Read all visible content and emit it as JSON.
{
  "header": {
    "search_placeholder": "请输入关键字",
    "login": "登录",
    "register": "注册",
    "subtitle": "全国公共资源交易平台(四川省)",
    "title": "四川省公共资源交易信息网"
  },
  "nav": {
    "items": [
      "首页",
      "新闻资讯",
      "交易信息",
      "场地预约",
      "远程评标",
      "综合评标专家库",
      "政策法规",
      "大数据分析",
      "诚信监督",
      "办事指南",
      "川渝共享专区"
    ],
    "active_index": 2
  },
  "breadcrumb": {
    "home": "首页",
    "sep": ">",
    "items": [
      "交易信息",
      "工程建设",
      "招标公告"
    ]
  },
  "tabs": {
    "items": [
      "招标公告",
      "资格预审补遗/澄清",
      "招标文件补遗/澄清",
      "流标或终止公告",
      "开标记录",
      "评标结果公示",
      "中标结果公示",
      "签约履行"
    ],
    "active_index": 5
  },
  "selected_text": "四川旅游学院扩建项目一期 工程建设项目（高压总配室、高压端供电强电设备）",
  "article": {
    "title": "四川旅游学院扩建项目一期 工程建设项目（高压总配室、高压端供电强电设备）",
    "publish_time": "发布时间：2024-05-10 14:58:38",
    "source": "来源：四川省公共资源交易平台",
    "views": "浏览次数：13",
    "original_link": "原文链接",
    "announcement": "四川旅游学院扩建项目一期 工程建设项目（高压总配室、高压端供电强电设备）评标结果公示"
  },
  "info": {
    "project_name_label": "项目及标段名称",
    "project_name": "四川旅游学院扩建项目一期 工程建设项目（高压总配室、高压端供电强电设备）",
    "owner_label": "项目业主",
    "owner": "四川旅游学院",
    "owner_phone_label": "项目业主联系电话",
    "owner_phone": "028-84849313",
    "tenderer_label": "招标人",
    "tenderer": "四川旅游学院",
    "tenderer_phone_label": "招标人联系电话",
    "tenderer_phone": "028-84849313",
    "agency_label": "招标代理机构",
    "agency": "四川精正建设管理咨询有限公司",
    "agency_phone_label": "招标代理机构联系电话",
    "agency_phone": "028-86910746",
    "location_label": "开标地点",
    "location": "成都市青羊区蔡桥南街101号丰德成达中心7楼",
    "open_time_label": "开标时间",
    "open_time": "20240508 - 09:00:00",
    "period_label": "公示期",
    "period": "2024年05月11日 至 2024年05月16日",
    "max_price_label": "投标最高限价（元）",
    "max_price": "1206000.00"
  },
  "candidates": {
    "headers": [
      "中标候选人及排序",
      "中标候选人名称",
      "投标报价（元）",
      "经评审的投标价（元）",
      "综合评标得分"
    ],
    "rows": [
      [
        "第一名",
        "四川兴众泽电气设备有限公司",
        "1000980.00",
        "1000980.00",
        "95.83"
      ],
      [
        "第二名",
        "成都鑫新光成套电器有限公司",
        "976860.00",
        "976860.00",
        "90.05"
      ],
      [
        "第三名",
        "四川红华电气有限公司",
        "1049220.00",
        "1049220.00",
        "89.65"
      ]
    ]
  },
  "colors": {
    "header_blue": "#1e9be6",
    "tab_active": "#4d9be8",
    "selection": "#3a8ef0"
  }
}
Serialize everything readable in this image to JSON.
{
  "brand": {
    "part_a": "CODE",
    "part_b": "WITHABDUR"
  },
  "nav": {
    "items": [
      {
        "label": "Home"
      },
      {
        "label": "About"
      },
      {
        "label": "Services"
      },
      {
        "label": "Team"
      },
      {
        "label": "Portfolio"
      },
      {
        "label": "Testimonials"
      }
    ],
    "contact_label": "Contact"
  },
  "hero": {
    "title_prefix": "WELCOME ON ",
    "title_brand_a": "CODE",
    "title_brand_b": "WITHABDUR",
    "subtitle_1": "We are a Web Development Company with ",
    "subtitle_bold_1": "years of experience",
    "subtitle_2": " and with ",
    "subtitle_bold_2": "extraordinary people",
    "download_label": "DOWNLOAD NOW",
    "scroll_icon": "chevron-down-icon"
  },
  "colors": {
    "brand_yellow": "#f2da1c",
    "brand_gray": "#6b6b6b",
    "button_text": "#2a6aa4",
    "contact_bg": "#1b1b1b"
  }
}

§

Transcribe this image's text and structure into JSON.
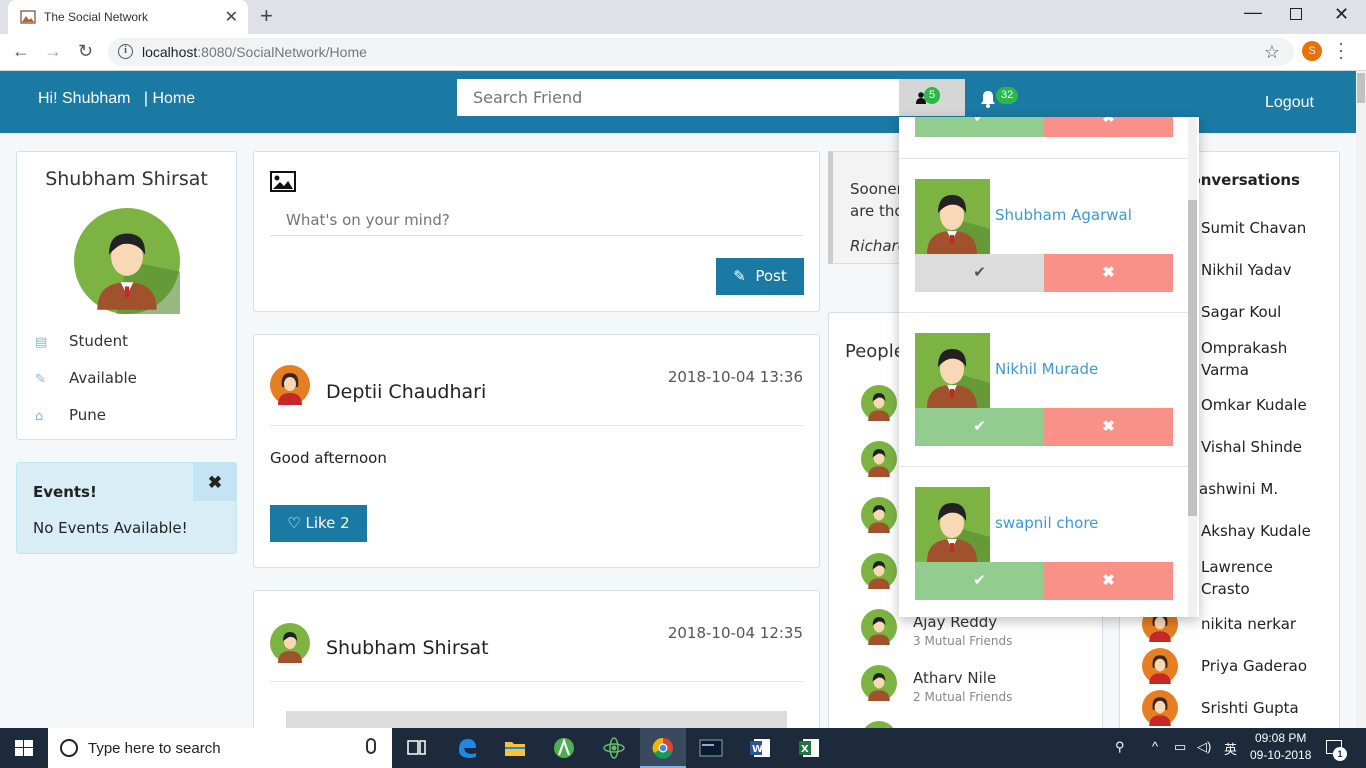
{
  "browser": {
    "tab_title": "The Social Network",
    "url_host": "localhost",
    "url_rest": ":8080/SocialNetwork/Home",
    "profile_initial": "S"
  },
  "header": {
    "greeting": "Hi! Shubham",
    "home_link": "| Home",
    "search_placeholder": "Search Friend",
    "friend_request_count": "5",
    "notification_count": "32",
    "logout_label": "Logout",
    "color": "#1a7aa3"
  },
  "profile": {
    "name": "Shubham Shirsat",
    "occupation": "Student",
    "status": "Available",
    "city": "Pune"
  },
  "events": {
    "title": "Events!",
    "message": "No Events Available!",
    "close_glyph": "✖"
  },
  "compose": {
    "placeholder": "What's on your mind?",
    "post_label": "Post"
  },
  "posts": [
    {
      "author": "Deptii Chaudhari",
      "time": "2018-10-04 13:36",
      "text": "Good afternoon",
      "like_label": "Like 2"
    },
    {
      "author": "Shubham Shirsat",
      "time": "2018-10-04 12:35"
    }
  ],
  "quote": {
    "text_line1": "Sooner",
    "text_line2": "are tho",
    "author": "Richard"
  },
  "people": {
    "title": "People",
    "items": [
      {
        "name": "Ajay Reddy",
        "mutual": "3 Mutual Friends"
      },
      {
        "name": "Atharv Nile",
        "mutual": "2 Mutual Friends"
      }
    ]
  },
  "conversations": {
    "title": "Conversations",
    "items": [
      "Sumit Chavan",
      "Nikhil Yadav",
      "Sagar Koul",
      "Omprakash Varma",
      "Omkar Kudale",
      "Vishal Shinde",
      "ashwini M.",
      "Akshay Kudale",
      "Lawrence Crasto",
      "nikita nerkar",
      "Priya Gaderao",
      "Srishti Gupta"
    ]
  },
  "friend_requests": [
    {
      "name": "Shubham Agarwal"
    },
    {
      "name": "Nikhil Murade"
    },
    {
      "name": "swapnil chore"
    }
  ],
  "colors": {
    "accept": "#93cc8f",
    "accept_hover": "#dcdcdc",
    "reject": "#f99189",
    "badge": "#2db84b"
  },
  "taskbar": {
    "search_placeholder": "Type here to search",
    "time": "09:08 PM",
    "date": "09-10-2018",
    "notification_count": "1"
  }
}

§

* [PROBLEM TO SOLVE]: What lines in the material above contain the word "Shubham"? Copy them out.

* [REPLY TO THE TASK]:
    "greeting": "Hi! Shubham",
    "name": "Shubham Shirsat",
      "author": "Shubham Shirsat",
      "name": "Shubham Agarwal"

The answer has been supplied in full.